Purpose of review: Allergic diseases represent a major burden of health problems in industrialized countries. Though several studies have focused on possible preventive measure and strategies much controversy still exists on this topic. The aim of this review is to discuss the recent literature on primary prevention of food allergy.
Recent findings: In prospective observational controlled studies of high quality of birth cohorts, exclusive breastfeeding for at least 4 months combined with introduction of solid foods after 4 months of age is associated with a reduced risk of food allergy and atopic dermatitis, particularly in high-risk infants. When breastfeeding for 4–6 months is not possible or insufficient, randomized controlled trials have shown a significant reduction in food allergy and atopic dermatitis in high-risk infants fed a documented hypoallergenic hydrolysed formula.

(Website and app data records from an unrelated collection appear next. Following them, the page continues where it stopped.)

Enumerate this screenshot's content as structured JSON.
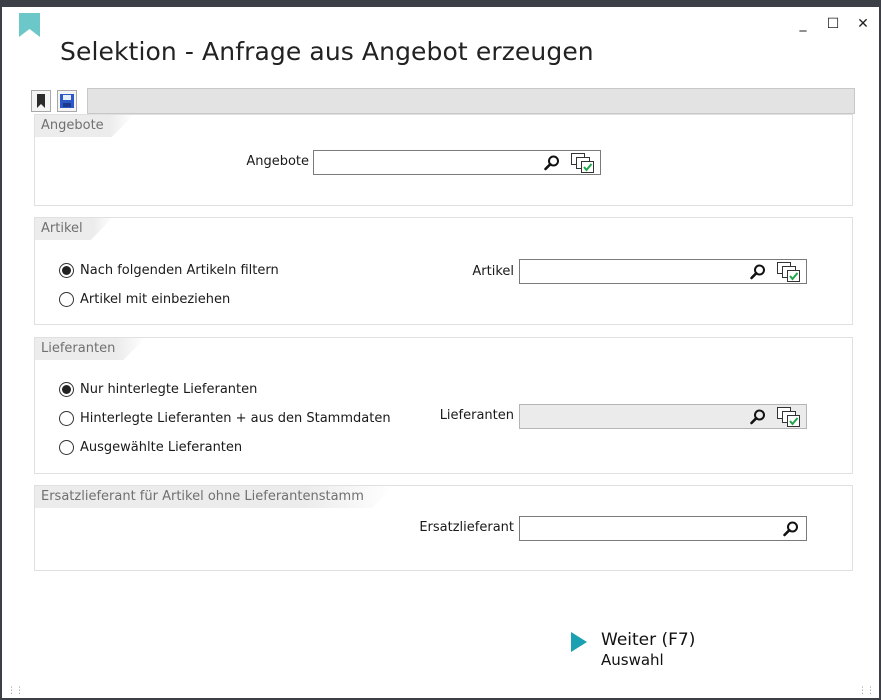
{
  "window": {
    "title": "Selektion - Anfrage aus Angebot erzeugen",
    "controls": {
      "minimize": "_",
      "maximize": "☐",
      "close": "✕"
    }
  },
  "toolbar": {
    "icons": [
      "bookmark-icon",
      "save-icon"
    ]
  },
  "groups": {
    "angebote": {
      "header": "Angebote",
      "field_label": "Angebote",
      "field_value": ""
    },
    "artikel": {
      "header": "Artikel",
      "options": [
        "Nach folgenden Artikeln filtern",
        "Artikel mit einbeziehen"
      ],
      "selected_index": 0,
      "field_label": "Artikel",
      "field_value": ""
    },
    "lieferanten": {
      "header": "Lieferanten",
      "options": [
        "Nur hinterlegte Lieferanten",
        "Hinterlegte Lieferanten + aus den Stammdaten",
        "Ausgewählte Lieferanten"
      ],
      "selected_index": 0,
      "field_label": "Lieferanten",
      "field_value": ""
    },
    "ersatz": {
      "header": "Ersatzlieferant für Artikel ohne Lieferantenstamm",
      "field_label": "Ersatzlieferant",
      "field_value": ""
    }
  },
  "next_action": {
    "label": "Weiter (F7)",
    "sublabel": "Auswahl"
  },
  "colors": {
    "accent": "#1aa0b0",
    "frame": "#3c3f45"
  }
}
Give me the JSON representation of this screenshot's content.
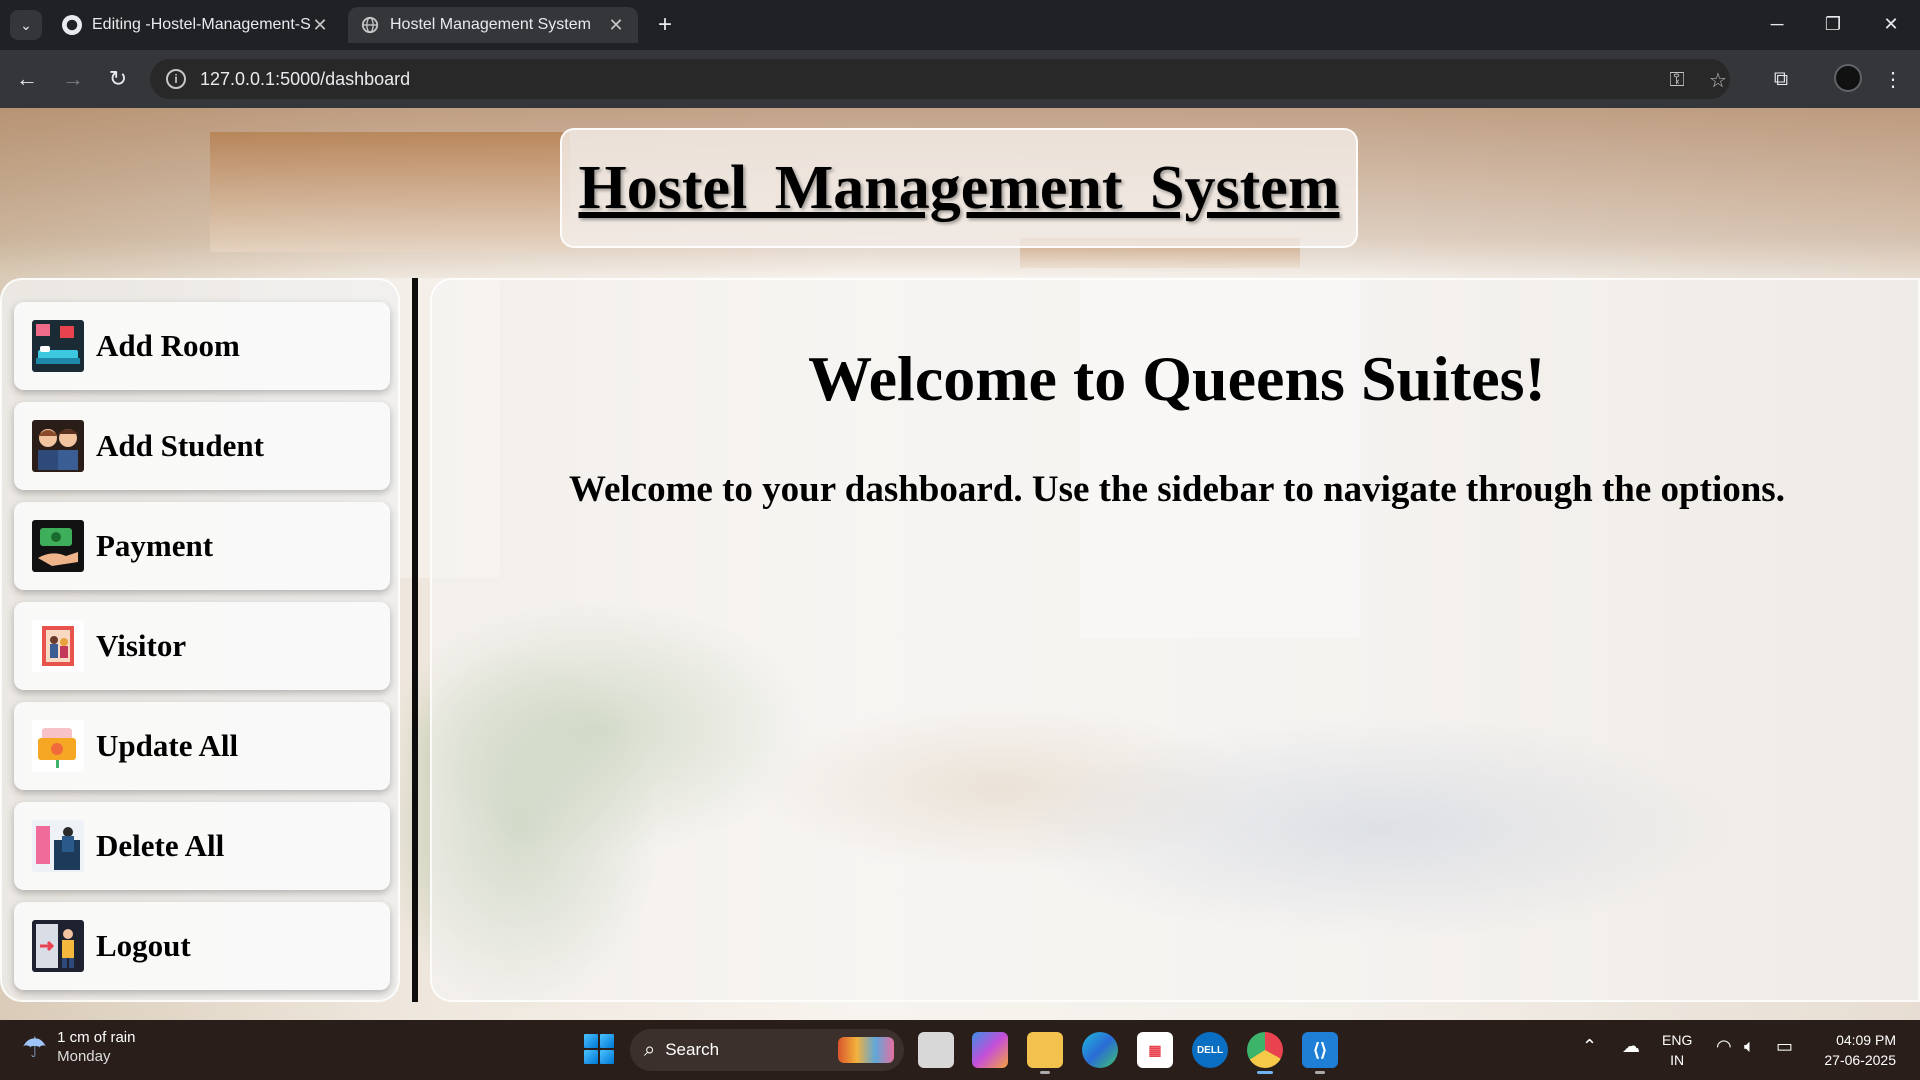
{
  "browser": {
    "tabs": [
      {
        "title": "Editing -Hostel-Management-S",
        "active": false,
        "icon": "github-icon"
      },
      {
        "title": "Hostel Management System",
        "active": true,
        "icon": "globe-icon"
      }
    ],
    "url": "127.0.0.1:5000/dashboard"
  },
  "page": {
    "header_title": "Hostel Management System",
    "welcome_heading": "Welcome to Queens Suites!",
    "welcome_text": "Welcome to your dashboard. Use the sidebar to navigate through the options."
  },
  "sidebar": {
    "items": [
      {
        "label": "Add Room",
        "icon": "room-bed-icon"
      },
      {
        "label": "Add Student",
        "icon": "students-icon"
      },
      {
        "label": "Payment",
        "icon": "payment-hand-icon"
      },
      {
        "label": "Visitor",
        "icon": "visitor-icon"
      },
      {
        "label": "Update All",
        "icon": "update-folder-icon"
      },
      {
        "label": "Delete All",
        "icon": "delete-bin-icon"
      },
      {
        "label": "Logout",
        "icon": "logout-door-icon"
      }
    ]
  },
  "taskbar": {
    "weather_line1": "1 cm of rain",
    "weather_line2": "Monday",
    "search_label": "Search",
    "lang_line1": "ENG",
    "lang_line2": "IN",
    "time": "04:09 PM",
    "date": "27-06-2025"
  }
}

Summary: Breastfeeding should be encouraged for 4–6 months. In high-risk infants a documented hypoallergenic hydrolysed formula is recommended if exclusively breastfeeding is not possible for the first 4 months. As regards primary prevention of food allergy there is no evidence for preventive dietary intervention during neither pregnancy nor lactation. Likewise, preventive dietary restrictions after the age of 4–6 months are not scientifically documented.